Action item: Print the data exactly, leaving nothing out.

Provided records:
=== Begin Enclosure ===

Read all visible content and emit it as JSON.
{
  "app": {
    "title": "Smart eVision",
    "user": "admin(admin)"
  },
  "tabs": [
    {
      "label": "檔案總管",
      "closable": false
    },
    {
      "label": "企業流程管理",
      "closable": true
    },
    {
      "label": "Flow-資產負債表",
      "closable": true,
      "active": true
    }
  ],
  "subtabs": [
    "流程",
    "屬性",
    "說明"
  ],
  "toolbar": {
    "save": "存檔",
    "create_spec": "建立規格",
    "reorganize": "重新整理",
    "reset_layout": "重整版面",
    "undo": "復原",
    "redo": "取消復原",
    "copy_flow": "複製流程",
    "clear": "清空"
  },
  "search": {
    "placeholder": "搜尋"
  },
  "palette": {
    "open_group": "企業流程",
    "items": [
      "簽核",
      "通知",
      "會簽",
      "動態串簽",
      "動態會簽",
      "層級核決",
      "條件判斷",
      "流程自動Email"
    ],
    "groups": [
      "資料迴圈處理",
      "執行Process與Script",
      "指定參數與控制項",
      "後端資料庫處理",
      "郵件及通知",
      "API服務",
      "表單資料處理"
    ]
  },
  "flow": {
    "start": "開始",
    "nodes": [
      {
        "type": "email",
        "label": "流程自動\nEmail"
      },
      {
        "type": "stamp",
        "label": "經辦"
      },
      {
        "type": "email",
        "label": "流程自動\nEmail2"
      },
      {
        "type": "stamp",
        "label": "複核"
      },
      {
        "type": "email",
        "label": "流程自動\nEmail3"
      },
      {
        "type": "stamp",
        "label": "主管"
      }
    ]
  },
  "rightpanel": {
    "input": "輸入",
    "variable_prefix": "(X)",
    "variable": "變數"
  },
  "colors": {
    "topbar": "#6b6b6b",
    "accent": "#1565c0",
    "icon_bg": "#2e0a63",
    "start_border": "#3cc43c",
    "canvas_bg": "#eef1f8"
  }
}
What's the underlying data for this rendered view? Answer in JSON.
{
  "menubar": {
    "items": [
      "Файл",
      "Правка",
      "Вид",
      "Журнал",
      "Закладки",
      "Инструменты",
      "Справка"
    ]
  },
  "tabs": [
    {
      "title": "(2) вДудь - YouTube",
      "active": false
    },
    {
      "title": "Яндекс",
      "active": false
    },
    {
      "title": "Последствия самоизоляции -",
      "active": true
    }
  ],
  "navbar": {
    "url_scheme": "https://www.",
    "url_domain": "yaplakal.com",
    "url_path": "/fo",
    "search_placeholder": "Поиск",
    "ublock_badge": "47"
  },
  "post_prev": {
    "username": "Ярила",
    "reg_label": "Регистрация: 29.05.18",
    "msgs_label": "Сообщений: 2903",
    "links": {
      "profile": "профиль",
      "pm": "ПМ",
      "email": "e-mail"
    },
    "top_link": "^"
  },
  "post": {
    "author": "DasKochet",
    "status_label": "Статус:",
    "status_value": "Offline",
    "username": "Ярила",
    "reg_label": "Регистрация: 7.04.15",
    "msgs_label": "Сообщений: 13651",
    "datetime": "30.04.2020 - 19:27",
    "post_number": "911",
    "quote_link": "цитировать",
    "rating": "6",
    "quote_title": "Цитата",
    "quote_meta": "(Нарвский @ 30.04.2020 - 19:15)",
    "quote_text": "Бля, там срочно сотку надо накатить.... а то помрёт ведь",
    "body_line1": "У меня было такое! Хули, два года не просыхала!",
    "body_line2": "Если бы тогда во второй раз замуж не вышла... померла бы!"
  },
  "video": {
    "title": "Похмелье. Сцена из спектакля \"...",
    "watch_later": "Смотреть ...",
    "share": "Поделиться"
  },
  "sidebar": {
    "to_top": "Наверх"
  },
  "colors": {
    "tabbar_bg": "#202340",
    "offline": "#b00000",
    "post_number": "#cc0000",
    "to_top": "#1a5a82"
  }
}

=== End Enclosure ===

Solution to the exercise:
Read all visible content and emit it as JSON.
{
  "app": {
    "title": "Smart eVision",
    "user": "admin(admin)"
  },
  "tabs": [
    {
      "label": "檔案總管",
      "closable": false
    },
    {
      "label": "企業流程管理",
      "closable": true
    },
    {
      "label": "Flow-資產負債表",
      "closable": true,
      "active": true
    }
  ],
  "subtabs": [
    "流程",
    "屬性",
    "說明"
  ],
  "toolbar": {
    "save": "存檔",
    "create_spec": "建立規格",
    "reorganize": "重新整理",
    "reset_layout": "重整版面",
    "undo": "復原",
    "redo": "取消復原",
    "copy_flow": "複製流程",
    "clear": "清空"
  },
  "search": {
    "placeholder": "搜尋"
  },
  "palette": {
    "open_group": "企業流程",
    "items": [
      "簽核",
      "通知",
      "會簽",
      "動態串簽",
      "動態會簽",
      "層級核決",
      "條件判斷",
      "流程自動Email"
    ],
    "groups": [
      "資料迴圈處理",
      "執行Process與Script",
      "指定參數與控制項",
      "後端資料庫處理",
      "郵件及通知",
      "API服務",
      "表單資料處理"
    ]
  },
  "flow": {
    "start": "開始",
    "nodes": [
      {
        "type": "email",
        "label": "流程自動\nEmail"
      },
      {
        "type": "stamp",
        "label": "經辦"
      },
      {
        "type": "email",
        "label": "流程自動\nEmail2"
      },
      {
        "type": "stamp",
        "label": "複核"
      },
      {
        "type": "email",
        "label": "流程自動\nEmail3"
      },
      {
        "type": "stamp",
        "label": "主管"
      }
    ]
  },
  "rightpanel": {
    "input": "輸入",
    "variable_prefix": "(X)",
    "variable": "變數"
  },
  "colors": {
    "topbar": "#6b6b6b",
    "accent": "#1565c0",
    "icon_bg": "#2e0a63",
    "start_border": "#3cc43c",
    "canvas_bg": "#eef1f8"
  }
}
What's the underlying data for this rendered view? Answer in JSON.
{
  "menubar": {
    "items": [
      "Файл",
      "Правка",
      "Вид",
      "Журнал",
      "Закладки",
      "Инструменты",
      "Справка"
    ]
  },
  "tabs": [
    {
      "title": "(2) вДудь - YouTube",
      "active": false
    },
    {
      "title": "Яндекс",
      "active": false
    },
    {
      "title": "Последствия самоизоляции -",
      "active": true
    }
  ],
  "navbar": {
    "url_scheme": "https://www.",
    "url_domain": "yaplakal.com",
    "url_path": "/fo",
    "search_placeholder": "Поиск",
    "ublock_badge": "47"
  },
  "post_prev": {
    "username": "Ярила",
    "reg_label": "Регистрация: 29.05.18",
    "msgs_label": "Сообщений: 2903",
    "links": {
      "profile": "профиль",
      "pm": "ПМ",
      "email": "e-mail"
    },
    "top_link": "^"
  },
  "post": {
    "author": "DasKochet",
    "status_label": "Статус:",
    "status_value": "Offline",
    "username": "Ярила",
    "reg_label": "Регистрация: 7.04.15",
    "msgs_label": "Сообщений: 13651",
    "datetime": "30.04.2020 - 19:27",
    "post_number": "911",
    "quote_link": "цитировать",
    "rating": "6",
    "quote_title": "Цитата",
    "quote_meta": "(Нарвский @ 30.04.2020 - 19:15)",
    "quote_text": "Бля, там срочно сотку надо накатить.... а то помрёт ведь",
    "body_line1": "У меня было такое! Хули, два года не просыхала!",
    "body_line2": "Если бы тогда во второй раз замуж не вышла... померла бы!"
  },
  "video": {
    "title": "Похмелье. Сцена из спектакля \"...",
    "watch_later": "Смотреть ...",
    "share": "Поделиться"
  },
  "sidebar": {
    "to_top": "Наверх"
  },
  "colors": {
    "tabbar_bg": "#202340",
    "offline": "#b00000",
    "post_number": "#cc0000",
    "to_top": "#1a5a82"
  }
}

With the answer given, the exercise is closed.